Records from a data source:
————

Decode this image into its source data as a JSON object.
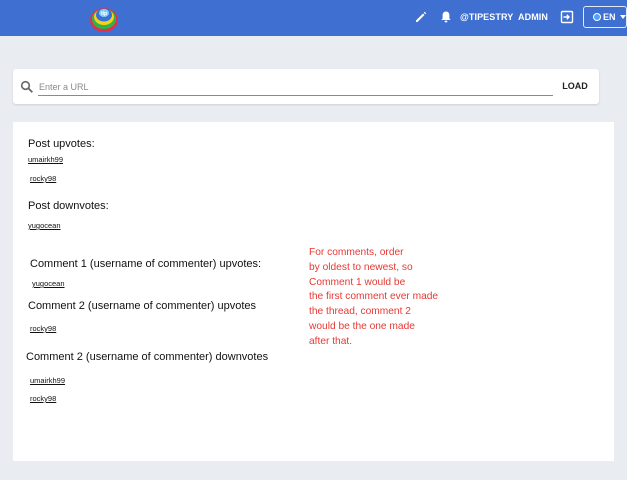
{
  "header": {
    "handle": "@TIPESTRY",
    "role": "ADMIN",
    "language": "EN",
    "colors": {
      "bar": "#3f6fd1"
    },
    "icons": [
      "app-logo-icon",
      "pencil-icon",
      "bell-icon",
      "logout-icon",
      "globe-icon",
      "chevron-down-icon"
    ]
  },
  "url_bar": {
    "placeholder": "Enter a URL",
    "value": "",
    "load_label": "LOAD"
  },
  "content": {
    "post_upvotes_title": "Post upvotes:",
    "post_upvotes": [
      "umairkh99",
      "rocky98"
    ],
    "post_downvotes_title": "Post downvotes:",
    "post_downvotes": [
      "yugocean"
    ],
    "comment1_upvotes_title": "Comment 1 (username of commenter) upvotes:",
    "comment1_upvotes": [
      "yugocean"
    ],
    "comment2_upvotes_title": "Comment 2 (username of commenter) upvotes",
    "comment2_upvotes": [
      "rocky98"
    ],
    "comment2_downvotes_title": "Comment 2 (username of commenter) downvotes",
    "comment2_downvotes": [
      "umairkh99",
      "rocky98"
    ]
  },
  "note": {
    "lines": [
      "For comments, order",
      "by oldest to newest, so",
      "Comment 1 would be",
      "the first comment ever made",
      "the thread, comment 2",
      "would be the one made",
      "after that."
    ],
    "color": "#e53935"
  }
}
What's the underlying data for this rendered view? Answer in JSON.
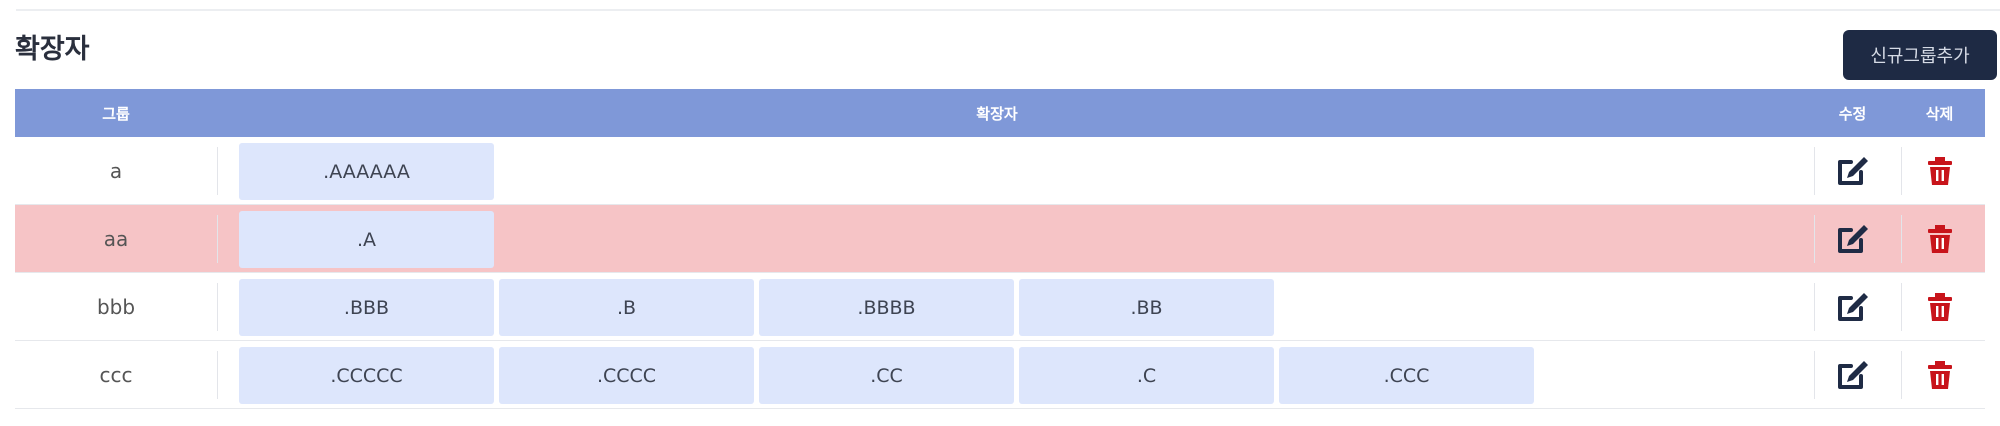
{
  "header": {
    "title": "확장자",
    "add_button_label": "신규그룹추가"
  },
  "table": {
    "columns": {
      "group": "그룹",
      "extensions": "확장자",
      "edit": "수정",
      "delete": "삭제"
    },
    "rows": [
      {
        "group": "a",
        "highlighted": false,
        "extensions": [
          ".AAAAAA"
        ]
      },
      {
        "group": "aa",
        "highlighted": true,
        "extensions": [
          ".A"
        ]
      },
      {
        "group": "bbb",
        "highlighted": false,
        "extensions": [
          ".BBB",
          ".B",
          ".BBBB",
          ".BB"
        ]
      },
      {
        "group": "ccc",
        "highlighted": false,
        "extensions": [
          ".CCCCC",
          ".CCCC",
          ".CC",
          ".C",
          ".CCC"
        ]
      }
    ]
  },
  "icons": {
    "edit": "edit-icon",
    "delete": "trash-icon"
  },
  "colors": {
    "header_bg": "#7f98d8",
    "button_bg": "#1e2a44",
    "chip_bg": "#dde6fc",
    "highlight_row": "#f6c4c6",
    "edit_icon": "#1f2b45",
    "delete_icon": "#c8141b"
  }
}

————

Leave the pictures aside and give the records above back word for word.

• _Expected answer_:
Decode this image into its source data as a JSON object.
{
  "header": {
    "handle": "@TIPESTRY",
    "role": "ADMIN",
    "language": "EN",
    "colors": {
      "bar": "#3f6fd1"
    },
    "icons": [
      "app-logo-icon",
      "pencil-icon",
      "bell-icon",
      "logout-icon",
      "globe-icon",
      "chevron-down-icon"
    ]
  },
  "url_bar": {
    "placeholder": "Enter a URL",
    "value": "",
    "load_label": "LOAD"
  },
  "content": {
    "post_upvotes_title": "Post upvotes:",
    "post_upvotes": [
      "umairkh99",
      "rocky98"
    ],
    "post_downvotes_title": "Post downvotes:",
    "post_downvotes": [
      "yugocean"
    ],
    "comment1_upvotes_title": "Comment 1 (username of commenter) upvotes:",
    "comment1_upvotes": [
      "yugocean"
    ],
    "comment2_upvotes_title": "Comment 2 (username of commenter) upvotes",
    "comment2_upvotes": [
      "rocky98"
    ],
    "comment2_downvotes_title": "Comment 2 (username of commenter) downvotes",
    "comment2_downvotes": [
      "umairkh99",
      "rocky98"
    ]
  },
  "note": {
    "lines": [
      "For comments, order",
      "by oldest to newest, so",
      "Comment 1 would be",
      "the first comment ever made",
      "the thread, comment 2",
      "would be the one made",
      "after that."
    ],
    "color": "#e53935"
  }
}
What's the underlying data for this rendered view? Answer in JSON.
{
  "header": {
    "title": "확장자",
    "add_button_label": "신규그룹추가"
  },
  "table": {
    "columns": {
      "group": "그룹",
      "extensions": "확장자",
      "edit": "수정",
      "delete": "삭제"
    },
    "rows": [
      {
        "group": "a",
        "highlighted": false,
        "extensions": [
          ".AAAAAA"
        ]
      },
      {
        "group": "aa",
        "highlighted": true,
        "extensions": [
          ".A"
        ]
      },
      {
        "group": "bbb",
        "highlighted": false,
        "extensions": [
          ".BBB",
          ".B",
          ".BBBB",
          ".BB"
        ]
      },
      {
        "group": "ccc",
        "highlighted": false,
        "extensions": [
          ".CCCCC",
          ".CCCC",
          ".CC",
          ".C",
          ".CCC"
        ]
      }
    ]
  },
  "icons": {
    "edit": "edit-icon",
    "delete": "trash-icon"
  },
  "colors": {
    "header_bg": "#7f98d8",
    "button_bg": "#1e2a44",
    "chip_bg": "#dde6fc",
    "highlight_row": "#f6c4c6",
    "edit_icon": "#1f2b45",
    "delete_icon": "#c8141b"
  }
}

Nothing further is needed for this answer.